Task to carry out: Where the string "realname" occurs in a line of the entries below, copy that line.

━━━━━ Recorded data ━━━━━

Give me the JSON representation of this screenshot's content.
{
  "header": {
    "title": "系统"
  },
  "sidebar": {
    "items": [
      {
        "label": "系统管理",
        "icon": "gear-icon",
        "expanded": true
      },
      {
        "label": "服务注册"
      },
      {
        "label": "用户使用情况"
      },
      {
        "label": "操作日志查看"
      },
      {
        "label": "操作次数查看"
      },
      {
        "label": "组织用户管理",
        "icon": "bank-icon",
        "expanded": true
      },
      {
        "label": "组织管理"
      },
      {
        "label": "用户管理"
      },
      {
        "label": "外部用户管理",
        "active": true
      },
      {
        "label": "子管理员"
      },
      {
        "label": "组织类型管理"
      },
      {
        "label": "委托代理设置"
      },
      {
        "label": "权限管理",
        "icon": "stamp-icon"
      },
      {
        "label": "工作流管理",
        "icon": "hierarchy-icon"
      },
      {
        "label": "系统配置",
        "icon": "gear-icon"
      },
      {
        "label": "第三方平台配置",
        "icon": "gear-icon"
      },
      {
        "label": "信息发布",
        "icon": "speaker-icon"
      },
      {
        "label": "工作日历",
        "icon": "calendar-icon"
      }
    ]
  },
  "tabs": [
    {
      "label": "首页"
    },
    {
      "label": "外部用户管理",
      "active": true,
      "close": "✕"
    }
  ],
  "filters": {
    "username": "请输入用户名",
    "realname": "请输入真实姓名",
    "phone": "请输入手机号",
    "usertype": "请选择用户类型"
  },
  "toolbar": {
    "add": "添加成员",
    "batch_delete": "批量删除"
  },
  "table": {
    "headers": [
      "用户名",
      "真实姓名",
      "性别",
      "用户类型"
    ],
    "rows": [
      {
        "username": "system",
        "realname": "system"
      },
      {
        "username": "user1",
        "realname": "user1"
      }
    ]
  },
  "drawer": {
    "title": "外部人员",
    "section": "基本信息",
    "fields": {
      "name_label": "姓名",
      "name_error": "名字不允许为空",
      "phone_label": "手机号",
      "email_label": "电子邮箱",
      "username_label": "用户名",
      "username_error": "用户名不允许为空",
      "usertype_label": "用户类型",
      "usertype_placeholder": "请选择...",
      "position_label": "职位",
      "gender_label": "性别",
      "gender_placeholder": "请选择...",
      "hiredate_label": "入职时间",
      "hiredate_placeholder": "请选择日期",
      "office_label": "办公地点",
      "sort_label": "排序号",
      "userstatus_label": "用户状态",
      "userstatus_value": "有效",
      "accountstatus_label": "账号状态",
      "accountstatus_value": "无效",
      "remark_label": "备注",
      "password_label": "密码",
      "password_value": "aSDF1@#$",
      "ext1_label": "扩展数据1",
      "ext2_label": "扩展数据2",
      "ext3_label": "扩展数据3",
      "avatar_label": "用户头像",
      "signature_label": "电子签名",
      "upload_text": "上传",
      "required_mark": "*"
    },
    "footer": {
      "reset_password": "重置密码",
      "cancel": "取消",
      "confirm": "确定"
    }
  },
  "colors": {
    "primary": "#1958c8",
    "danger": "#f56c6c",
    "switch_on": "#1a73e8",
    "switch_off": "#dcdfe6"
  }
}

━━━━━

Finished task:
    "realname": "请输入真实姓名",
        "realname": "system"
        "realname": "user1"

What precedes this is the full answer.